He issues out that a number of components have blended to save you TAR’s expansion, together with the billable-hour fashion; the loss of want to be first out of the field; and considerations about combating protracted battles over seed units, protocols and nonresponsive paperwork that will negate any value financial savings from the usage of TAR.
On that entrance, he’s positive that TAR 2.zero will allay lots of the ones considerations. The more moderen approach makes use of steady device studying and algorithmic updating, in order that instrument can in finding related paperwork extra appropriately.
“As people get used to that, there will be more use of TAR,” Peck says. “The case law is such that courts have approved it, so there’s no longer as much fear.”
Indeed, Peck suggests TAR could be extra prevalent than one would possibly assume, pronouncing that all through his closing 12 months on the bench, there have been extra instances in entrance of him, in addition to anecdotal proof, that events had been agreeing to use TAR extra. “It won’t show up in opinions because there’s no dispute,” he says.
Peck, who joined DLA Piper in April, two months after retiring from the bench, says he needs to be remembered for greater than his trilogy of TAR instances. He issues to a number of IP disputes he treated, in addition to a Fair Labor Standards Act case and a securities elegance motion towards grocery store chain Fairway as issues he was once specifically pleased with.

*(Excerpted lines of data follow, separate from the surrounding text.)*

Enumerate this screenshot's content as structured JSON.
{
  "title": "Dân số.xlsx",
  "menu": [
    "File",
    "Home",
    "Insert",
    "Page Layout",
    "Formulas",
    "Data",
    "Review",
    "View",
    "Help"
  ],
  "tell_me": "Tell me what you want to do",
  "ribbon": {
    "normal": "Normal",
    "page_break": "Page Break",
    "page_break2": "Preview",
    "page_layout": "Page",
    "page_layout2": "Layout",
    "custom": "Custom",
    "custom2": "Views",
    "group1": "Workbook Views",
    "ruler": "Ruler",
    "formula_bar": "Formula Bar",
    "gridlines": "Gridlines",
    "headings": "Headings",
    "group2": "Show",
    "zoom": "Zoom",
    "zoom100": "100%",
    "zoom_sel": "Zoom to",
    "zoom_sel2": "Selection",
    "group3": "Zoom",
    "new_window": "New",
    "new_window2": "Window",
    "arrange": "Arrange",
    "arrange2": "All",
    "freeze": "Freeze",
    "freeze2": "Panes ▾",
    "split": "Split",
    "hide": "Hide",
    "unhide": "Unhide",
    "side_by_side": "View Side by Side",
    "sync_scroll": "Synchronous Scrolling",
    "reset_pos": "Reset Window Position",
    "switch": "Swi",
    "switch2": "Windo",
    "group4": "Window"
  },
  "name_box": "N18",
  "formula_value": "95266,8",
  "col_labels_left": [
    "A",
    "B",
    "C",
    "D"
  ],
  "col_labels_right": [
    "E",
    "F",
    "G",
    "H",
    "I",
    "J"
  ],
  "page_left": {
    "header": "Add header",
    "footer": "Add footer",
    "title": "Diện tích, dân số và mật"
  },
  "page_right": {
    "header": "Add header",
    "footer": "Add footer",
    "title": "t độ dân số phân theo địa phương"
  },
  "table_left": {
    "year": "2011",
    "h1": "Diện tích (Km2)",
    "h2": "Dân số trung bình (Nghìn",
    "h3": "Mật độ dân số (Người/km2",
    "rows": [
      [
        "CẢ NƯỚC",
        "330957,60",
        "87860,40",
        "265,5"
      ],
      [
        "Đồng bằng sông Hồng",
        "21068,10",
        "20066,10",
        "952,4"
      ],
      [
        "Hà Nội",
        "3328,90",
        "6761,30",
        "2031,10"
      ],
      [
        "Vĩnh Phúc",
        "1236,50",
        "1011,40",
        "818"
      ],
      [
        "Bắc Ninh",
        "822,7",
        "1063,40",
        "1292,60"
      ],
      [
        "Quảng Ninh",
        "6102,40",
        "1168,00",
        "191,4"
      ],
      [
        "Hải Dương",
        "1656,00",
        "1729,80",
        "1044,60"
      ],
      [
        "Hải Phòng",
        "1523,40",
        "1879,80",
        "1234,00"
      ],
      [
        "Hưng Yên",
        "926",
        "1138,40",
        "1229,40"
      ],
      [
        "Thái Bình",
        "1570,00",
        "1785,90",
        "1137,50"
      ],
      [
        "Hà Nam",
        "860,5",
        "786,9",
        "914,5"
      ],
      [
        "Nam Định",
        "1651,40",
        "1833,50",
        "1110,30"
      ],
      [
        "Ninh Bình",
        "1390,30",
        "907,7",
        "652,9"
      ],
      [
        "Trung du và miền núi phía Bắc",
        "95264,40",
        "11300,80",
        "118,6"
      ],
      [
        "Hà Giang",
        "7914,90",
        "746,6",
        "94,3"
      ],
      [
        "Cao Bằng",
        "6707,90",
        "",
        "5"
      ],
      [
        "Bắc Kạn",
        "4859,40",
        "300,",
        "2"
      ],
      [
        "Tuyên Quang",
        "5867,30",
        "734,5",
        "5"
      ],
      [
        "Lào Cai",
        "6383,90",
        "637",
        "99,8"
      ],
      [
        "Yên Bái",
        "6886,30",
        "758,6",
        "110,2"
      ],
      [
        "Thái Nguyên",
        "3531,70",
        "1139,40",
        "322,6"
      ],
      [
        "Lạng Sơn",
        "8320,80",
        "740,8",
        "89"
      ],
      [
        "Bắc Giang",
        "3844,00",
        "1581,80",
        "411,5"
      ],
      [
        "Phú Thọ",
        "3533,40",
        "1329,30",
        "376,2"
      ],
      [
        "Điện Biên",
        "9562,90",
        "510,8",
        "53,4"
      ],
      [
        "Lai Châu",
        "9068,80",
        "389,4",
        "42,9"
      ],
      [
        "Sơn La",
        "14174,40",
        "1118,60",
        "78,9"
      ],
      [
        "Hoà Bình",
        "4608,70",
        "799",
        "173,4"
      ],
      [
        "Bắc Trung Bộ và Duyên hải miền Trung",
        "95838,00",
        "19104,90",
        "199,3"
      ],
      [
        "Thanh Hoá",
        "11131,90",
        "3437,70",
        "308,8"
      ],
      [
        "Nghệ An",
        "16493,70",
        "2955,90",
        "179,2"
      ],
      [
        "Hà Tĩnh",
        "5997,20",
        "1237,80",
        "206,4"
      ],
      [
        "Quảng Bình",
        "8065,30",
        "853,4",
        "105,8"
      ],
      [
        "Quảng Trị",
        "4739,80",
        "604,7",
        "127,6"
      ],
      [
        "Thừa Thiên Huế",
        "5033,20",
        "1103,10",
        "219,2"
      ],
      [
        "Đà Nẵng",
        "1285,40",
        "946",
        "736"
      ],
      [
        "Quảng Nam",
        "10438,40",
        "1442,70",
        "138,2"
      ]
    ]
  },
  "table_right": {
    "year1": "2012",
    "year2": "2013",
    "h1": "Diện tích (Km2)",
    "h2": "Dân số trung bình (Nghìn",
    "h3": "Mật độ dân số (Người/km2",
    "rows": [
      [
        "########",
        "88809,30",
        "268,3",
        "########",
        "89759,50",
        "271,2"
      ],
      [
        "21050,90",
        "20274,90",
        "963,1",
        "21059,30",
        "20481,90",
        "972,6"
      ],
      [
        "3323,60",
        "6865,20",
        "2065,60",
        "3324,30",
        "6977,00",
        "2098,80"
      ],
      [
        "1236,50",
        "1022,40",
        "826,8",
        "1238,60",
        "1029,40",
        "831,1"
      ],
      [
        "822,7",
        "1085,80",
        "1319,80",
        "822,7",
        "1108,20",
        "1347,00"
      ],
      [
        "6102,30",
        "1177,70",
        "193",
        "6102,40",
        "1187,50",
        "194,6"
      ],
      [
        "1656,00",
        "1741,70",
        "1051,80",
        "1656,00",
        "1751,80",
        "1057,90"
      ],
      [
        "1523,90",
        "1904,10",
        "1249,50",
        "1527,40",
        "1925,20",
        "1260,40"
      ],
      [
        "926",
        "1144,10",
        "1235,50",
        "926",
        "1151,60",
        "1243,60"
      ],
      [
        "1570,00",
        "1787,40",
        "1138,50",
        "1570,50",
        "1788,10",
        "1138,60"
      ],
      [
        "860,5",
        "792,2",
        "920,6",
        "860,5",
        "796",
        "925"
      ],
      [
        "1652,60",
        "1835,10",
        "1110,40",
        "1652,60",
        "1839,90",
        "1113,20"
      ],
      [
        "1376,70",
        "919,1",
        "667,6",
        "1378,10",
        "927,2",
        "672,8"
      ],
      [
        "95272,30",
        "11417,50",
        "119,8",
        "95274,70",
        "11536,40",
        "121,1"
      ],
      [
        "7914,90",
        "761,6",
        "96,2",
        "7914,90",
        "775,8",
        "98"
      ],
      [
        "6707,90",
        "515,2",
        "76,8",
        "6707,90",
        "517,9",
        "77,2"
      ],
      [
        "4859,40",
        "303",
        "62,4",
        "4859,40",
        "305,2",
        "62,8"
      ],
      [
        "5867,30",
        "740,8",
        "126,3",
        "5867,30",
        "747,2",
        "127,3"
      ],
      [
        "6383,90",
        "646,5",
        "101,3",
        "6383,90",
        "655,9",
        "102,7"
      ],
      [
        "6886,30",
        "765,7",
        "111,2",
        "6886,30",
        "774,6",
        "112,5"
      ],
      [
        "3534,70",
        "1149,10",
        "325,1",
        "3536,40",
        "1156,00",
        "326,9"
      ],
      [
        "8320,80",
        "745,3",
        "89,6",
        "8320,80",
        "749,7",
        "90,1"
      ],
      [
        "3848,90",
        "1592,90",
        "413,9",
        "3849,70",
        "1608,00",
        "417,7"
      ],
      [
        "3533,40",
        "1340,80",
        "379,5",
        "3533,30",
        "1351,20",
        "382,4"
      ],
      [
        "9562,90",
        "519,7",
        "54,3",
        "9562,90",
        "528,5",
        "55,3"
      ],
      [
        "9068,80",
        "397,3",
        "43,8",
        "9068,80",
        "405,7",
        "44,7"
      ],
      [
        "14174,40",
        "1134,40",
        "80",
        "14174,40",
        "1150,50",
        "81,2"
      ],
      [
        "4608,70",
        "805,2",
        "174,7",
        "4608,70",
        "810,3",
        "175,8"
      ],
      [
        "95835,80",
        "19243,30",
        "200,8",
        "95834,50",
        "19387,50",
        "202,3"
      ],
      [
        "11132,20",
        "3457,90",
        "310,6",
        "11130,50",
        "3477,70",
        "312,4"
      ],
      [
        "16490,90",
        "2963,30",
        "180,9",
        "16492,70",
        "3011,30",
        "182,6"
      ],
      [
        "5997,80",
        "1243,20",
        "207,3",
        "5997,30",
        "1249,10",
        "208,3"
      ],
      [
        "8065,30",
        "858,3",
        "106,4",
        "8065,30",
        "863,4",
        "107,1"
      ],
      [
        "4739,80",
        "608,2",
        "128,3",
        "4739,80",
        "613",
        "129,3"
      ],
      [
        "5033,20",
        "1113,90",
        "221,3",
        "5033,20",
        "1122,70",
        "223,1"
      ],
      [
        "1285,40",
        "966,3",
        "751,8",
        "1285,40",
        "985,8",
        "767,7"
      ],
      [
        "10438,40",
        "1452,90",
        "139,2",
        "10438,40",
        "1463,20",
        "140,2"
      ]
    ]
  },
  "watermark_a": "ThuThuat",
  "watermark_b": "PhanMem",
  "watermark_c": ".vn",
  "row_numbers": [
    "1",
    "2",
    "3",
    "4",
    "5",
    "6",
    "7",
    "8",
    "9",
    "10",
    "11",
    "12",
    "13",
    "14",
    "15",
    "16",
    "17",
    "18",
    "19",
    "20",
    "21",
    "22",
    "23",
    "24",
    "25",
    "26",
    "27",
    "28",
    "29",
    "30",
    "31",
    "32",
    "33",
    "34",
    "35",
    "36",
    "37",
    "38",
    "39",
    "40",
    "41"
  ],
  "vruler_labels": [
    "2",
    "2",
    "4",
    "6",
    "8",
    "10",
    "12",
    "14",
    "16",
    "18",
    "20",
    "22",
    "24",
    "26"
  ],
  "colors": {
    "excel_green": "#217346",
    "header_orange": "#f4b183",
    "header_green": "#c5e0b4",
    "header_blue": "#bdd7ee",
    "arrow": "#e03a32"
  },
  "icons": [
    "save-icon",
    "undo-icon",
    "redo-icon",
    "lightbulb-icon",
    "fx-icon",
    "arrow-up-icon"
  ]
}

Because he’s retired from the bench doesn’t imply he’s going to be taking it simple. Peck already has numerous plans for his new profession at DLA Piper, together with keeping up an energetic talking time table, consulting on e-discovery issues, arbitrating and mediating disputes, supervising younger friends and taking over professional bono instances. He’s additionally going to bask in a few of his spare time activities, together with his longtime club in the Baker Street Irregulars, a Sherlock Holmes literary society, and attending New York Yankees video games.
And he’ll be keeping track of new tendencies in e-discovery and expertise, together with the General Data Protection Regulation, cybersecurity, the “internet of things” and synthetic intelligence.
“Obviously, artificial intelligence is something that’s being talked about a lot,” Peck says. “We’ll see if it develops faster than predictive coding and TAR did. Time will tell.”